### Your instructions
Your answer should be one number: how many lines of the data include the string "akumahanon"?

### Record excerpts
==============================
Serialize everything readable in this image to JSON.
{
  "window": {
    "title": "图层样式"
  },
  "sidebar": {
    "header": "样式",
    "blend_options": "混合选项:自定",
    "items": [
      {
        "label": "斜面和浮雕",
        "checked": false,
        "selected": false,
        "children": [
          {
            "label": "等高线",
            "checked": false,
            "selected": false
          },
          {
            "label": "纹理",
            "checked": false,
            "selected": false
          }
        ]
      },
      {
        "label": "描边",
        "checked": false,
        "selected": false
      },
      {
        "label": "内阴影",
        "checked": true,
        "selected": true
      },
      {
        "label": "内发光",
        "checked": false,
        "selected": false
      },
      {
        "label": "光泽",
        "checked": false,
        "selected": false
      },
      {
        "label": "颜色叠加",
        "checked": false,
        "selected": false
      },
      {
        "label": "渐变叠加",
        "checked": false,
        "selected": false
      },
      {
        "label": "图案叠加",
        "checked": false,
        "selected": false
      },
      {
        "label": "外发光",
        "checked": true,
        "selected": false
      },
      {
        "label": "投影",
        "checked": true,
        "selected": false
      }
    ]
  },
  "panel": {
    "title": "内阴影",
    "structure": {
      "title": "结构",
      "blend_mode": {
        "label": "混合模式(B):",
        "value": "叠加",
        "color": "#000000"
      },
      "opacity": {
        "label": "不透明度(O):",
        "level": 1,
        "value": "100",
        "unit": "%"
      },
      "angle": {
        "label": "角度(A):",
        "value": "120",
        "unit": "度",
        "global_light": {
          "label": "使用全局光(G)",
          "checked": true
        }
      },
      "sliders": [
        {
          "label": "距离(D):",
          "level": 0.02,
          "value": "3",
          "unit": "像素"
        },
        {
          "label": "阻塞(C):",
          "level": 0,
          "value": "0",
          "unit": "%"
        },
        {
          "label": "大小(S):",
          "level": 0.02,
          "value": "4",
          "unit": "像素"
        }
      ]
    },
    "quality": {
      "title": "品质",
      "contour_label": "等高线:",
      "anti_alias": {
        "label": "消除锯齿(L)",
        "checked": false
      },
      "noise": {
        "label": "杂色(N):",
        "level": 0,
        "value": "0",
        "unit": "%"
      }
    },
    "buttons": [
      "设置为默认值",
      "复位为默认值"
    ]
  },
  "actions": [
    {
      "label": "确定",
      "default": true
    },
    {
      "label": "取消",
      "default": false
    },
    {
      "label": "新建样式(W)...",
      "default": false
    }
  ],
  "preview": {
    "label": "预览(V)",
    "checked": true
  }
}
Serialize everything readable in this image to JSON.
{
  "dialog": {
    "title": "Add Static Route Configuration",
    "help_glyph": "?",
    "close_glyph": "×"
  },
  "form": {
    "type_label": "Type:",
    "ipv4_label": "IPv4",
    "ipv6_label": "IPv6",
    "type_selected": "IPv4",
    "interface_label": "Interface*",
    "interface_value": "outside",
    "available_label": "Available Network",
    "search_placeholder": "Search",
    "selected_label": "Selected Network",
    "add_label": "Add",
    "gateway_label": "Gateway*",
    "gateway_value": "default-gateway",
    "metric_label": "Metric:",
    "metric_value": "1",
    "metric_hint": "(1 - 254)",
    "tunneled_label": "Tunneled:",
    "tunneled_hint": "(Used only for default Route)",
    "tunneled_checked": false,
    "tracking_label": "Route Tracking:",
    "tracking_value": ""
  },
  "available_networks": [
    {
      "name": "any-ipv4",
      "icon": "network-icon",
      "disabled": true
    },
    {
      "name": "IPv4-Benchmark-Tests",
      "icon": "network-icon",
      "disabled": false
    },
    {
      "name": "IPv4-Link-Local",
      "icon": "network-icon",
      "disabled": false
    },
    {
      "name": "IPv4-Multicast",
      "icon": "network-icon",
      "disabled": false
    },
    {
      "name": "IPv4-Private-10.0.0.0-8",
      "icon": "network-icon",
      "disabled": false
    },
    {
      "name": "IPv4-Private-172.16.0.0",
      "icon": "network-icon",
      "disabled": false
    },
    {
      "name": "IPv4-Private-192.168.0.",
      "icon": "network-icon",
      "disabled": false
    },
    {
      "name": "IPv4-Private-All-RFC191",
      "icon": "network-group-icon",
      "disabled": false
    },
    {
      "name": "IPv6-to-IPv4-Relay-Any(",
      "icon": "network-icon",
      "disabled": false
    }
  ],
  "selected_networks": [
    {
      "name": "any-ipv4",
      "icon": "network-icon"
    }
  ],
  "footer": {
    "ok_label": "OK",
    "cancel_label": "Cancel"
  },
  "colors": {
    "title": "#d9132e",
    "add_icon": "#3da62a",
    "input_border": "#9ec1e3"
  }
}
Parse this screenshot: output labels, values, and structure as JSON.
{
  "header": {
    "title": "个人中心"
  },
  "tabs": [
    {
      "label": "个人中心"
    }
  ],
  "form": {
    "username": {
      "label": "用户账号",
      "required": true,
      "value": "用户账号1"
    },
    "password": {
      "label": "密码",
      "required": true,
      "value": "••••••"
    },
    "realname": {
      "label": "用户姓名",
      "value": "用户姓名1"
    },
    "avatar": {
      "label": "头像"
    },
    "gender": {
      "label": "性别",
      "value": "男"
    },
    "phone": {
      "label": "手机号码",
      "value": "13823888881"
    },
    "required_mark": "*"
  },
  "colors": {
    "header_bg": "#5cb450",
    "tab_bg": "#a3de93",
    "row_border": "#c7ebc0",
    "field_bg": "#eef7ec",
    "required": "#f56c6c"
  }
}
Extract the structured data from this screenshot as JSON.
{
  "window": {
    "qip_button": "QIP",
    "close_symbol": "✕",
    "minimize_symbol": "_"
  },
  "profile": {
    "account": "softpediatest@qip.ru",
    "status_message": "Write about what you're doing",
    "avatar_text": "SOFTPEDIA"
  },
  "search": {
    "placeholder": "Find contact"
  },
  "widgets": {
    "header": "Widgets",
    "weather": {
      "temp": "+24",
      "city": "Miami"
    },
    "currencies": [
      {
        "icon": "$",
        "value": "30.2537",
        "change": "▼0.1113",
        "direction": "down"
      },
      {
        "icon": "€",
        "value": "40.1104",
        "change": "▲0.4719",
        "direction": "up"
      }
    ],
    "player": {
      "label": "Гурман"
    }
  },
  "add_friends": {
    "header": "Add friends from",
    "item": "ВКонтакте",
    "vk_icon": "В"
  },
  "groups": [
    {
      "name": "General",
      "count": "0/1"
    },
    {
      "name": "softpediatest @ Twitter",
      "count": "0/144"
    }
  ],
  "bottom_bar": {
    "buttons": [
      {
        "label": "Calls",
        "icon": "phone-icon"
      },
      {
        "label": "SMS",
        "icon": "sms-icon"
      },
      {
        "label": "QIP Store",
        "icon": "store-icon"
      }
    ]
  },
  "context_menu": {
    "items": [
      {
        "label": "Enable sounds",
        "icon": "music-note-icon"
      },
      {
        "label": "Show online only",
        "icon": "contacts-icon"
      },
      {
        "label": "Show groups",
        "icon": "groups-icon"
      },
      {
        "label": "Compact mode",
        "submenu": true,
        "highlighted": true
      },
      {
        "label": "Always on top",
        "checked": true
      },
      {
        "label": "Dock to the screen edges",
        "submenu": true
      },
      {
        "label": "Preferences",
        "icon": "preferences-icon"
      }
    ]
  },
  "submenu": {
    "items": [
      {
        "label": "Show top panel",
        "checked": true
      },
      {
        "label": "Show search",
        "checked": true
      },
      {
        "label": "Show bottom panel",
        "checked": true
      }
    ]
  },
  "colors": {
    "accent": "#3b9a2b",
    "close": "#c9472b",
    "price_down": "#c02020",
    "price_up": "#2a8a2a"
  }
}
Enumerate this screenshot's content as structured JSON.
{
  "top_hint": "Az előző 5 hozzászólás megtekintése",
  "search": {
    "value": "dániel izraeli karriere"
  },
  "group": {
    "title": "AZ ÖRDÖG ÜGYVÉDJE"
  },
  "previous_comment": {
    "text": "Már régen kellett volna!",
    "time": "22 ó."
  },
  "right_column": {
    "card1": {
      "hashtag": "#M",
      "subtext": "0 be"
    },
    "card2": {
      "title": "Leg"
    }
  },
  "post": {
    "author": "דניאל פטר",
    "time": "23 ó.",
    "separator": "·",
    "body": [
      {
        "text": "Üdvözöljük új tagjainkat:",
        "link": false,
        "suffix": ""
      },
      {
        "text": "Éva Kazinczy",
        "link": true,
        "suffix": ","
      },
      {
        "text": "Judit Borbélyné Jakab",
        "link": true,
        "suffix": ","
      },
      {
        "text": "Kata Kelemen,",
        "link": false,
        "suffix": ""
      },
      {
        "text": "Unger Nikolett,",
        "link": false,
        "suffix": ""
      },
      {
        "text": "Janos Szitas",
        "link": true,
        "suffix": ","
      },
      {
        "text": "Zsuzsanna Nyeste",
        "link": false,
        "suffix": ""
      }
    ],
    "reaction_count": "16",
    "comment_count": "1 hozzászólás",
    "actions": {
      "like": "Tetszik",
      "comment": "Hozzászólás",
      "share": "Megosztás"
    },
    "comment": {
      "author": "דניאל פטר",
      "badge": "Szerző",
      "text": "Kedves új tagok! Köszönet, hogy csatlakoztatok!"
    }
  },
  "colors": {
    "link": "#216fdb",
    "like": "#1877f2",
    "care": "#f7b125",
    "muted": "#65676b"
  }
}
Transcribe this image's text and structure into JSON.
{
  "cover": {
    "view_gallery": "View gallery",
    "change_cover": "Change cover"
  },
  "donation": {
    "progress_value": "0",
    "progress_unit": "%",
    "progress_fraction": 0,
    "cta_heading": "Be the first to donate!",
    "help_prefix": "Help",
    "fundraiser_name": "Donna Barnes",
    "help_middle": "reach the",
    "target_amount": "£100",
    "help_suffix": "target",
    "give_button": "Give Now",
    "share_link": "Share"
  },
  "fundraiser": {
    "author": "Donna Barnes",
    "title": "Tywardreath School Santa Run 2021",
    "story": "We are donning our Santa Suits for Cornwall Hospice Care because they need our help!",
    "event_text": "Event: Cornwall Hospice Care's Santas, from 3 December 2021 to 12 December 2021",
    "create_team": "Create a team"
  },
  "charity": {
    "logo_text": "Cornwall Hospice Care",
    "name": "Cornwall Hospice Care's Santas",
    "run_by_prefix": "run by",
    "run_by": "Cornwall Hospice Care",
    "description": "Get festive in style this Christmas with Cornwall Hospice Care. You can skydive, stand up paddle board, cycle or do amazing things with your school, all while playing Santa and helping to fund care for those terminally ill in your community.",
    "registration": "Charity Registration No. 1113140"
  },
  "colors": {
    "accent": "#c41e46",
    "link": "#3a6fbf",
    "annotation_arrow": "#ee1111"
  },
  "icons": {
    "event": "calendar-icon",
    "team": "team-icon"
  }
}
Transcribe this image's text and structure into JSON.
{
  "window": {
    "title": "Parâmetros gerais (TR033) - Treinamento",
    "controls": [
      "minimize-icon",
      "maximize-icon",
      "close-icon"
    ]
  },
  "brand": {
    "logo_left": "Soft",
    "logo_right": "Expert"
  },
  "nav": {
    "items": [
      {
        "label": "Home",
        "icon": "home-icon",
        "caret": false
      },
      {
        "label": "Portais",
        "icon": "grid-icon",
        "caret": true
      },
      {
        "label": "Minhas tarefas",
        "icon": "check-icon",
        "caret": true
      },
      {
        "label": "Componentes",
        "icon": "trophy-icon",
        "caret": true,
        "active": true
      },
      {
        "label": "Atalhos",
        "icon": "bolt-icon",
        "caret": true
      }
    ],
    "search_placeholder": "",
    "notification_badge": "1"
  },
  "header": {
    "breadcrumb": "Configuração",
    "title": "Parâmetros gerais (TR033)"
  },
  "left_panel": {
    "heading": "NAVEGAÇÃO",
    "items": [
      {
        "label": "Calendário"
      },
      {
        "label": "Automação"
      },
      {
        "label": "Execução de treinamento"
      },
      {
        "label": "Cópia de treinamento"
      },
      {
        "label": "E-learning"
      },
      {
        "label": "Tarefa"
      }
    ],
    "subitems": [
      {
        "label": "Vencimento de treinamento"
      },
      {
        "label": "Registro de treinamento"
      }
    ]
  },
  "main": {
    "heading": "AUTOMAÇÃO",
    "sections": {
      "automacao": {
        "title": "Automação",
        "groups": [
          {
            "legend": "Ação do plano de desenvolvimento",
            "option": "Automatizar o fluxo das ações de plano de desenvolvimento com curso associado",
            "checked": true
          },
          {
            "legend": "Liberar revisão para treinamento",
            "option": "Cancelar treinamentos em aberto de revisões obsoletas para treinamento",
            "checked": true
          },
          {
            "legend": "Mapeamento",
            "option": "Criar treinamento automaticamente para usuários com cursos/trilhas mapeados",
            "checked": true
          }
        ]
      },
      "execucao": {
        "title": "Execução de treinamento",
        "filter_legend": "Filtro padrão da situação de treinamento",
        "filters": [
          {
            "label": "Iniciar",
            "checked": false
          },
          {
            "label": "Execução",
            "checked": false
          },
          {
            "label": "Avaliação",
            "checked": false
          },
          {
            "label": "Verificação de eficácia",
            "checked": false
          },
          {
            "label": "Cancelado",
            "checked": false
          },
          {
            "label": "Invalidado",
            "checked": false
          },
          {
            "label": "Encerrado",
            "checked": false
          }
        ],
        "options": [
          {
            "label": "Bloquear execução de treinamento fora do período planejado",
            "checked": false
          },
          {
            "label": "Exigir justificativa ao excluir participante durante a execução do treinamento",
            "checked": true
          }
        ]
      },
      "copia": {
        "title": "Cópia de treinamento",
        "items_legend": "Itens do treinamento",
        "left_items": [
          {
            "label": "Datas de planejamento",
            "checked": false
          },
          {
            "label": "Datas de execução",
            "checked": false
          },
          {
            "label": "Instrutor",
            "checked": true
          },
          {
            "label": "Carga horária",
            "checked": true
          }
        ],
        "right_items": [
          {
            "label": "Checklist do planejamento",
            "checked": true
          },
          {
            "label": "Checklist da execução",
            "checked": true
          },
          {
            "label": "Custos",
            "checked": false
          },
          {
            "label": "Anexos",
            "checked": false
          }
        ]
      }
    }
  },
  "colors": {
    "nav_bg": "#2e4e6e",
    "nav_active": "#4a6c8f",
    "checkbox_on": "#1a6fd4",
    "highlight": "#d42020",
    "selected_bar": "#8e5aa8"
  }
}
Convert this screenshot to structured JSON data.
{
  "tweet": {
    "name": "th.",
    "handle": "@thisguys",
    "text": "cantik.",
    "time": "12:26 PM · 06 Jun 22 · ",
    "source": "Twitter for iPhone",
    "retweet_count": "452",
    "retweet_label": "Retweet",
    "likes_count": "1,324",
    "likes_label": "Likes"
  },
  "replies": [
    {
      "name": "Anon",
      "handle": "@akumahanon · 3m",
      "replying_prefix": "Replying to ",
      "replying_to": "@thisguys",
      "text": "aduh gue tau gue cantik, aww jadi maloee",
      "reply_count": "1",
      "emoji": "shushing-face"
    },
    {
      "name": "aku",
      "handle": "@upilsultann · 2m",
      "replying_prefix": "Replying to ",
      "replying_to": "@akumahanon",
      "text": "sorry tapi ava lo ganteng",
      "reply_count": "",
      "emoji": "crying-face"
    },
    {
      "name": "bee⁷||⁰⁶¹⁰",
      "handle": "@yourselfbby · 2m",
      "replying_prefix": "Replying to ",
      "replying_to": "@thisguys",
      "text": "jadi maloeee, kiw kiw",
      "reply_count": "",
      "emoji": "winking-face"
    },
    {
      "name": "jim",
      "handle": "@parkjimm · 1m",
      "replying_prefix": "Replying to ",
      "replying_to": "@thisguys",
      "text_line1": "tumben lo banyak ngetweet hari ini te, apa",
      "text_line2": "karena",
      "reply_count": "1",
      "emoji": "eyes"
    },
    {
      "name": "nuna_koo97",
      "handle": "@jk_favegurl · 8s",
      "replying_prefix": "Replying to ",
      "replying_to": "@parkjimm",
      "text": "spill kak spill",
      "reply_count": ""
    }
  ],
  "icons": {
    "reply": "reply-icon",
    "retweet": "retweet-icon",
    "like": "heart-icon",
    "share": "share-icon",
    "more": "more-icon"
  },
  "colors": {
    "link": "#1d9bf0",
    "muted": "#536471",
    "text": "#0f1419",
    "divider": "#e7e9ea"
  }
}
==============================
### Answer box
2